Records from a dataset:
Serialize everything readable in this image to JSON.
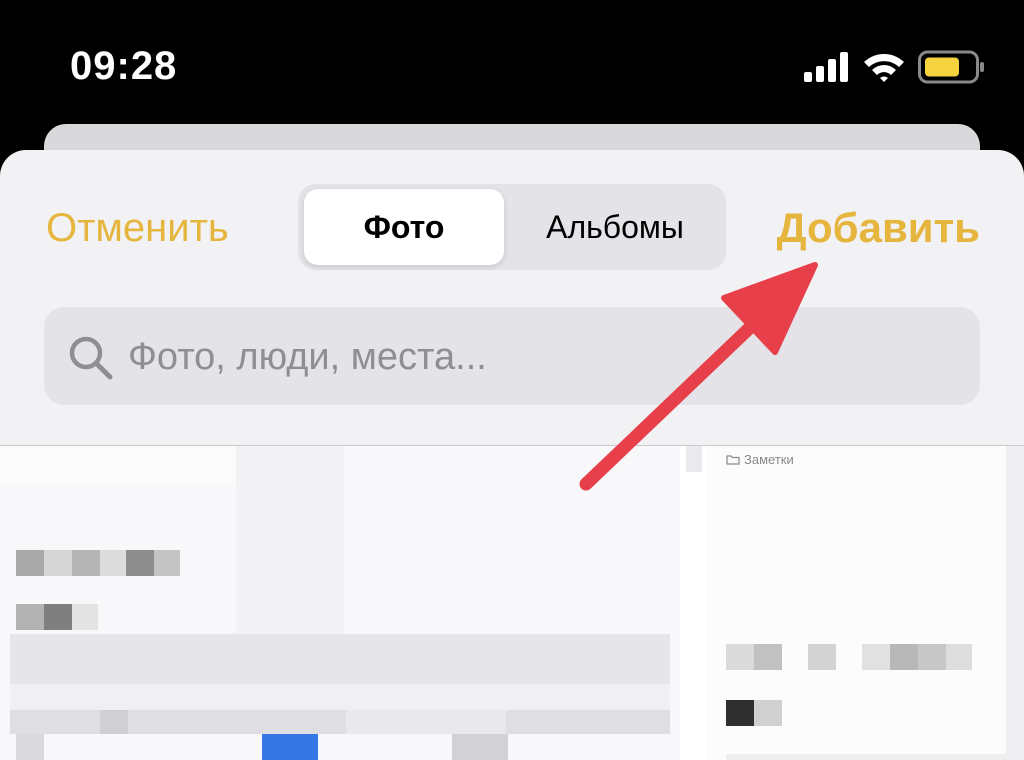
{
  "status_bar": {
    "time": "09:28",
    "icons": [
      "signal-icon",
      "wifi-icon",
      "battery-icon"
    ],
    "battery_color": "#f4d33e"
  },
  "sheet": {
    "cancel_label": "Отменить",
    "add_label": "Добавить",
    "tabs": [
      {
        "label": "Фото",
        "selected": true
      },
      {
        "label": "Альбомы",
        "selected": false
      }
    ],
    "search": {
      "placeholder": "Фото, люди, места..."
    }
  },
  "preview": {
    "notes_label": "Заметки"
  },
  "colors": {
    "accent": "#e5b53e",
    "annotation_arrow": "#e8404a"
  }
}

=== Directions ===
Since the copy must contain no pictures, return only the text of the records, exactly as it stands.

=== Task solution ===
Serialize everything readable in this image to JSON.
{
  "status_bar": {
    "time": "09:28",
    "icons": [
      "signal-icon",
      "wifi-icon",
      "battery-icon"
    ],
    "battery_color": "#f4d33e"
  },
  "sheet": {
    "cancel_label": "Отменить",
    "add_label": "Добавить",
    "tabs": [
      {
        "label": "Фото",
        "selected": true
      },
      {
        "label": "Альбомы",
        "selected": false
      }
    ],
    "search": {
      "placeholder": "Фото, люди, места..."
    }
  },
  "preview": {
    "notes_label": "Заметки"
  },
  "colors": {
    "accent": "#e5b53e",
    "annotation_arrow": "#e8404a"
  }
}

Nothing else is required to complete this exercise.